#Spacewalk #ISS – Crew preps for spacewalk; advisory council warns of gap in ISS access : With SpaceX’s Dragon cargo ship securely attached to the International Space Station (ISS), and cargo being transferred, two members Expedition 48 are gearing up for a spacewalk, set for August 19. The spacewalk will see the installation of the International Docking Adapter (IDA).
Additionally, on August 4, Expedition 48 Commander Jeff Williams celebrated his 500th cumulative day in space over four missions. He is set to break Scott Kelly’s record of 520 days by August 24. By the time Williams returns to Earth on Sept. 6, he will have accumulated more than 533 days off the planet.

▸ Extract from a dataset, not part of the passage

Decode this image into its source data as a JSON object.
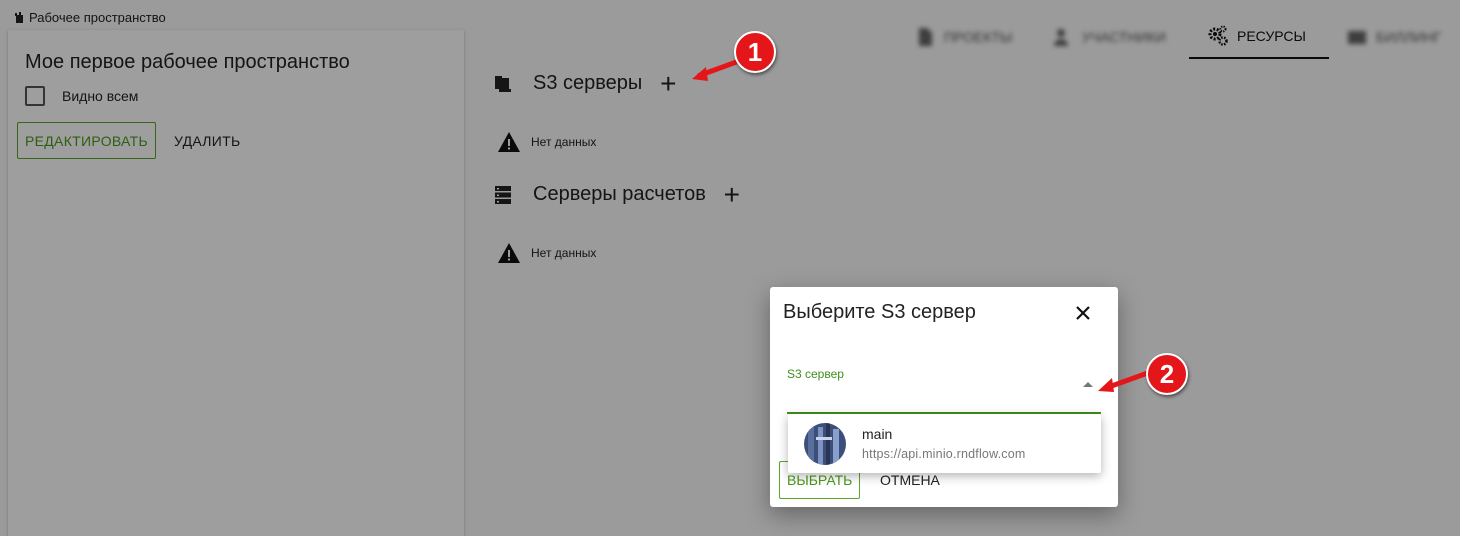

Rubins will perform an Extravehicular Activity (EVA) to install IDA-2. Once complete, the station will be able to receive commercial crew vehicles such as SpaceX’s Crew Dragon and Boeing’s CST-100 Starliner.
Suit preparation began early last week when a new spacesuit was unloaded from inside Dragon. Extravehicular Mobility Unit (EMU) 3006 was removed from the spacecraft and taken inside the ISS for on-orbit operations.
This suit, however, will not be used in the mid-August spacewalk as it is being checked out as a viable spare. The previous spare suit, 3005, is being returned to Earth inside the CRS-9 capsule.
On July 27, the station’s robotic Canadarm2 was commanded to ungrapple from CRS-9, where it had been since Dragon’s arrival, and move its Latch End Effector (LEE) to the Pressurized Mating Adapter 2 (PMA-2) in order to inspect the docking port. This location is where IDA-2 will be installed.
With PMA-2 inspections complete, a “go” was given for IDA installation. The arm’s LEE was then moved to Dragon’s trunk in a pre-grapple position in advance of IDA installation.
July 28 saw the crew resize EMA 3003 and 3008 to fit Williams and Kate, respectively. Each EMU is modular and can be adjusted for an individual astronaut in order for them to fit securely. It is necessary to do this prior to an EVA because astronauts’ bodies stretch in space. This is due the lack of gravity compression on the spine.